Work task: Every line below must be copied as written, except for pictures.
(Exercise inputs)
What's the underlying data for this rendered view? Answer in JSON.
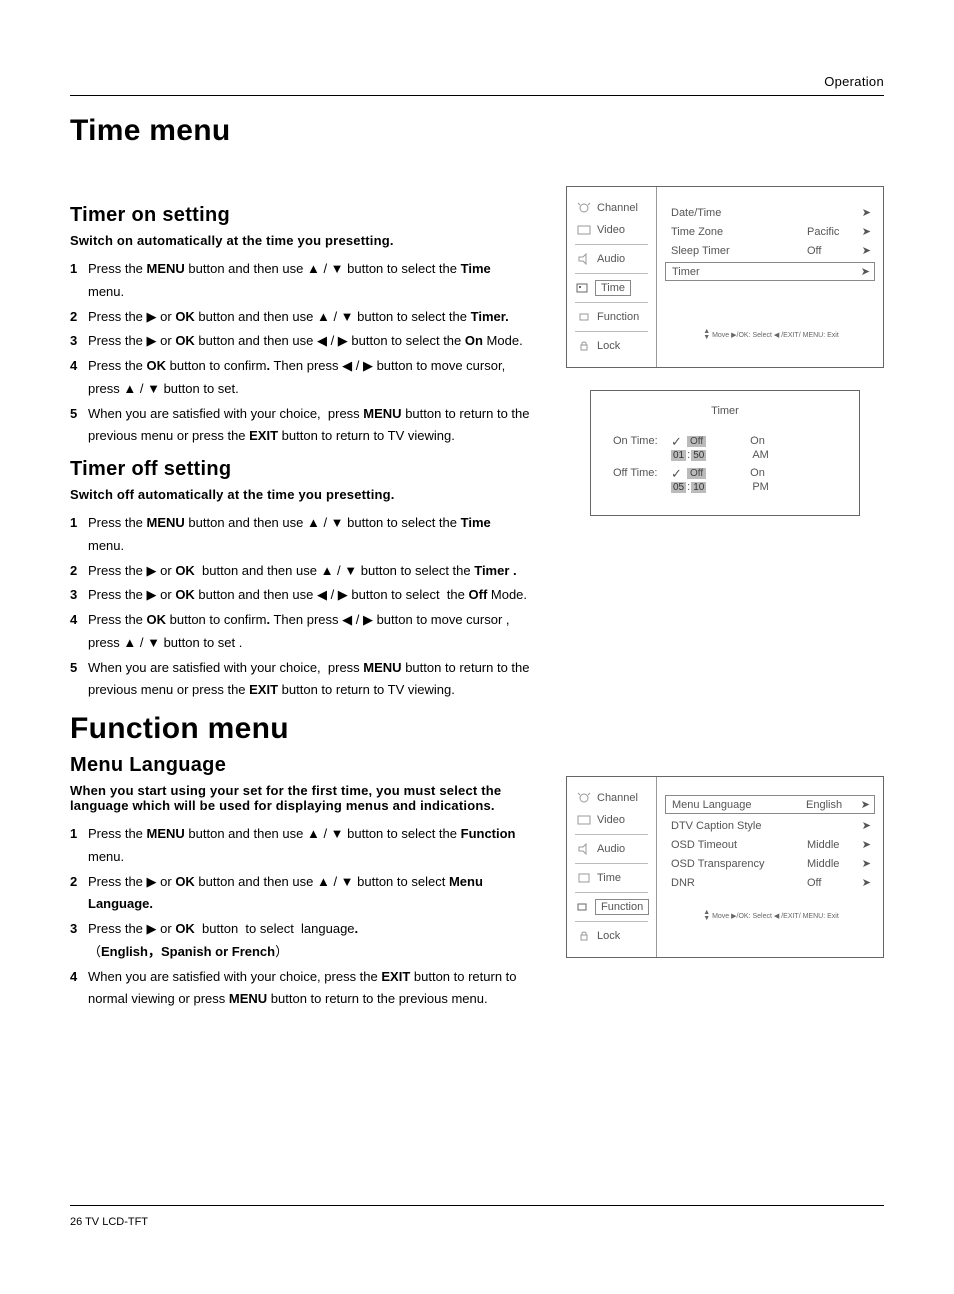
{
  "header_label": "Operation",
  "h1_time": "Time menu",
  "h1_function": "Function menu",
  "timer_on": {
    "heading": "Timer on setting",
    "intro": "Switch on automatically at the time you presetting.",
    "steps": [
      "Press the <b>MENU</b> button and then use ▲ / ▼ button to select the <b>Time</b> menu.",
      "Press the ▶ or <b>OK</b> button and then use ▲ / ▼ button to select the <b>Timer.</b>",
      "Press the ▶ or <b>OK</b> button and then use ◀ / ▶ button to select the <b>On</b> Mode.",
      "Press the <b>OK</b> button to confirm<b>.</b> Then press ◀ / ▶ button to move cursor, press ▲ / ▼ button to set.",
      "When you are satisfied with your choice,&nbsp; press <b>MENU</b> button to return to the previous menu or press the <b>EXIT</b> button to return to TV viewing."
    ]
  },
  "timer_off": {
    "heading": "Timer off setting",
    "intro": "Switch off automatically at the time you presetting.",
    "steps": [
      "Press the <b>MENU</b> button and then use ▲ / ▼ button to select the <b>Time</b> menu.",
      "Press the ▶ or <b>OK</b>&nbsp; button and then use ▲ / ▼ button to select the <b>Timer .</b>",
      "Press the ▶ or <b>OK</b> button and then use ◀ / ▶ button to select &nbsp;the <b>Off</b> Mode.",
      "Press the <b>OK</b> button to confirm<b>.</b> Then press ◀ / ▶ button to move cursor , press ▲ / ▼ button to set .",
      "When you are satisfied with your choice,&nbsp; press <b>MENU</b> button to return to the previous menu or press the <b>EXIT</b> button to return to TV viewing."
    ]
  },
  "menu_lang": {
    "heading": "Menu Language",
    "intro": "When you start using your set for the first time, you must select the language which will be used for displaying menus and indications.",
    "steps": [
      "Press the <b>MENU</b> button and then use ▲ / ▼ button to select the <b>Function</b> menu.",
      "Press the ▶ or <b>OK</b> button and then use ▲ / ▼ button to select <b>Menu Language.</b>",
      "Press the ▶ or <b>OK</b>&nbsp; button&nbsp; to select&nbsp; language<b>.</b><br>（<b>English，Spanish or French</b>）",
      "When you are satisfied with your choice, press the <b>EXIT</b> button to return to normal viewing or press <b>MENU</b> button to return to the previous menu."
    ]
  },
  "osd_cats": {
    "channel": "Channel",
    "video": "Video",
    "audio": "Audio",
    "time": "Time",
    "function": "Function",
    "lock": "Lock"
  },
  "osd_time_rows": [
    {
      "label": "Date/Time",
      "val": "",
      "arrow": "➤"
    },
    {
      "label": "Time Zone",
      "val": "Pacific",
      "arrow": "➤"
    },
    {
      "label": "Sleep Timer",
      "val": "Off",
      "arrow": "➤"
    },
    {
      "label": "Timer",
      "val": "",
      "arrow": "➤",
      "selected": true
    }
  ],
  "osd_hint": "Move ▶/OK: Select ◀ /EXIT/ MENU: Exit",
  "timer_panel": {
    "title": "Timer",
    "on_label": "On Time:",
    "off_label": "Off Time:",
    "off_chip": "Off",
    "on_val": "On",
    "on_time_h": "01",
    "on_time_m": "50",
    "on_ampm": "AM",
    "off_time_h": "05",
    "off_time_m": "10",
    "off_ampm": "PM"
  },
  "osd_func_rows": [
    {
      "label": "Menu Language",
      "val": "English",
      "arrow": "➤",
      "selected": true
    },
    {
      "label": "DTV Caption Style",
      "val": "",
      "arrow": "➤"
    },
    {
      "label": "OSD Timeout",
      "val": "Middle",
      "arrow": "➤"
    },
    {
      "label": "OSD Transparency",
      "val": "Middle",
      "arrow": "➤"
    },
    {
      "label": "DNR",
      "val": "Off",
      "arrow": "➤"
    }
  ],
  "footer": "26  TV LCD-TFT"
}
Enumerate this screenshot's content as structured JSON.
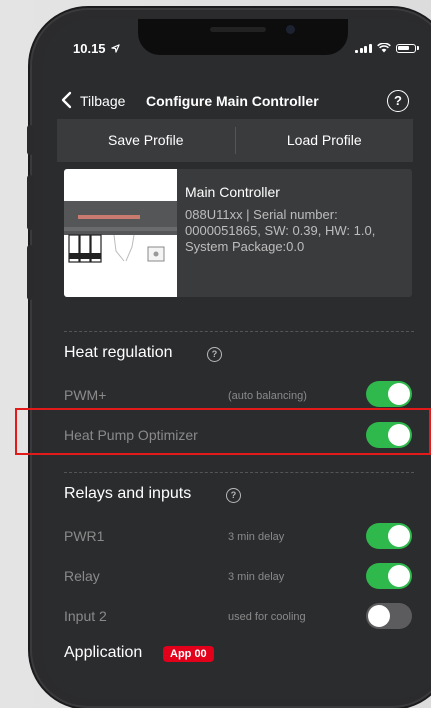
{
  "status": {
    "time": "10.15"
  },
  "nav": {
    "back_label": "Tilbage",
    "title": "Configure Main Controller"
  },
  "profile": {
    "save_label": "Save Profile",
    "load_label": "Load Profile"
  },
  "device": {
    "name": "Main Controller",
    "info": "088U11xx | Serial number: 0000051865, SW: 0.39, HW: 1.0, System Package:0.0"
  },
  "heat_regulation": {
    "title": "Heat regulation",
    "rows": [
      {
        "label": "PWM+",
        "desc": "(auto balancing)",
        "state": "on"
      },
      {
        "label": "Heat Pump Optimizer",
        "desc": "",
        "state": "on"
      }
    ]
  },
  "relays": {
    "title": "Relays and inputs",
    "rows": [
      {
        "label": "PWR1",
        "desc": "3 min delay",
        "state": "on"
      },
      {
        "label": "Relay",
        "desc": "3 min delay",
        "state": "on"
      },
      {
        "label": "Input 2",
        "desc": "used for cooling",
        "state": "off"
      }
    ]
  },
  "application": {
    "title": "Application",
    "badge": "App 00"
  },
  "colors": {
    "toggle_on": "#2fb84b",
    "toggle_off": "#5c5c5e",
    "badge_red": "#e3001b",
    "highlight": "#e21a1a"
  }
}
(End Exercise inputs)
Task solution:
What's the underlying data for this rendered view? Answer in JSON.
{
  "header_label": "Operation",
  "h1_time": "Time menu",
  "h1_function": "Function menu",
  "timer_on": {
    "heading": "Timer on setting",
    "intro": "Switch on automatically at the time you presetting.",
    "steps": [
      "Press the <b>MENU</b> button and then use ▲ / ▼ button to select the <b>Time</b> menu.",
      "Press the ▶ or <b>OK</b> button and then use ▲ / ▼ button to select the <b>Timer.</b>",
      "Press the ▶ or <b>OK</b> button and then use ◀ / ▶ button to select the <b>On</b> Mode.",
      "Press the <b>OK</b> button to confirm<b>.</b> Then press ◀ / ▶ button to move cursor, press ▲ / ▼ button to set.",
      "When you are satisfied with your choice,&nbsp; press <b>MENU</b> button to return to the previous menu or press the <b>EXIT</b> button to return to TV viewing."
    ]
  },
  "timer_off": {
    "heading": "Timer off setting",
    "intro": "Switch off automatically at the time you presetting.",
    "steps": [
      "Press the <b>MENU</b> button and then use ▲ / ▼ button to select the <b>Time</b> menu.",
      "Press the ▶ or <b>OK</b>&nbsp; button and then use ▲ / ▼ button to select the <b>Timer .</b>",
      "Press the ▶ or <b>OK</b> button and then use ◀ / ▶ button to select &nbsp;the <b>Off</b> Mode.",
      "Press the <b>OK</b> button to confirm<b>.</b> Then press ◀ / ▶ button to move cursor , press ▲ / ▼ button to set .",
      "When you are satisfied with your choice,&nbsp; press <b>MENU</b> button to return to the previous menu or press the <b>EXIT</b> button to return to TV viewing."
    ]
  },
  "menu_lang": {
    "heading": "Menu Language",
    "intro": "When you start using your set for the first time, you must select the language which will be used for displaying menus and indications.",
    "steps": [
      "Press the <b>MENU</b> button and then use ▲ / ▼ button to select the <b>Function</b> menu.",
      "Press the ▶ or <b>OK</b> button and then use ▲ / ▼ button to select <b>Menu Language.</b>",
      "Press the ▶ or <b>OK</b>&nbsp; button&nbsp; to select&nbsp; language<b>.</b><br>（<b>English，Spanish or French</b>）",
      "When you are satisfied with your choice, press the <b>EXIT</b> button to return to normal viewing or press <b>MENU</b> button to return to the previous menu."
    ]
  },
  "osd_cats": {
    "channel": "Channel",
    "video": "Video",
    "audio": "Audio",
    "time": "Time",
    "function": "Function",
    "lock": "Lock"
  },
  "osd_time_rows": [
    {
      "label": "Date/Time",
      "val": "",
      "arrow": "➤"
    },
    {
      "label": "Time Zone",
      "val": "Pacific",
      "arrow": "➤"
    },
    {
      "label": "Sleep Timer",
      "val": "Off",
      "arrow": "➤"
    },
    {
      "label": "Timer",
      "val": "",
      "arrow": "➤",
      "selected": true
    }
  ],
  "osd_hint": "Move ▶/OK: Select ◀ /EXIT/ MENU: Exit",
  "timer_panel": {
    "title": "Timer",
    "on_label": "On Time:",
    "off_label": "Off Time:",
    "off_chip": "Off",
    "on_val": "On",
    "on_time_h": "01",
    "on_time_m": "50",
    "on_ampm": "AM",
    "off_time_h": "05",
    "off_time_m": "10",
    "off_ampm": "PM"
  },
  "osd_func_rows": [
    {
      "label": "Menu Language",
      "val": "English",
      "arrow": "➤",
      "selected": true
    },
    {
      "label": "DTV Caption Style",
      "val": "",
      "arrow": "➤"
    },
    {
      "label": "OSD Timeout",
      "val": "Middle",
      "arrow": "➤"
    },
    {
      "label": "OSD Transparency",
      "val": "Middle",
      "arrow": "➤"
    },
    {
      "label": "DNR",
      "val": "Off",
      "arrow": "➤"
    }
  ],
  "footer": "26  TV LCD-TFT"
}
Enumerate this screenshot's content as structured JSON.
{
  "status": {
    "time": "10.15"
  },
  "nav": {
    "back_label": "Tilbage",
    "title": "Configure Main Controller"
  },
  "profile": {
    "save_label": "Save Profile",
    "load_label": "Load Profile"
  },
  "device": {
    "name": "Main Controller",
    "info": "088U11xx | Serial number: 0000051865, SW: 0.39, HW: 1.0, System Package:0.0"
  },
  "heat_regulation": {
    "title": "Heat regulation",
    "rows": [
      {
        "label": "PWM+",
        "desc": "(auto balancing)",
        "state": "on"
      },
      {
        "label": "Heat Pump Optimizer",
        "desc": "",
        "state": "on"
      }
    ]
  },
  "relays": {
    "title": "Relays and inputs",
    "rows": [
      {
        "label": "PWR1",
        "desc": "3 min delay",
        "state": "on"
      },
      {
        "label": "Relay",
        "desc": "3 min delay",
        "state": "on"
      },
      {
        "label": "Input 2",
        "desc": "used for cooling",
        "state": "off"
      }
    ]
  },
  "application": {
    "title": "Application",
    "badge": "App 00"
  },
  "colors": {
    "toggle_on": "#2fb84b",
    "toggle_off": "#5c5c5e",
    "badge_red": "#e3001b",
    "highlight": "#e21a1a"
  }
}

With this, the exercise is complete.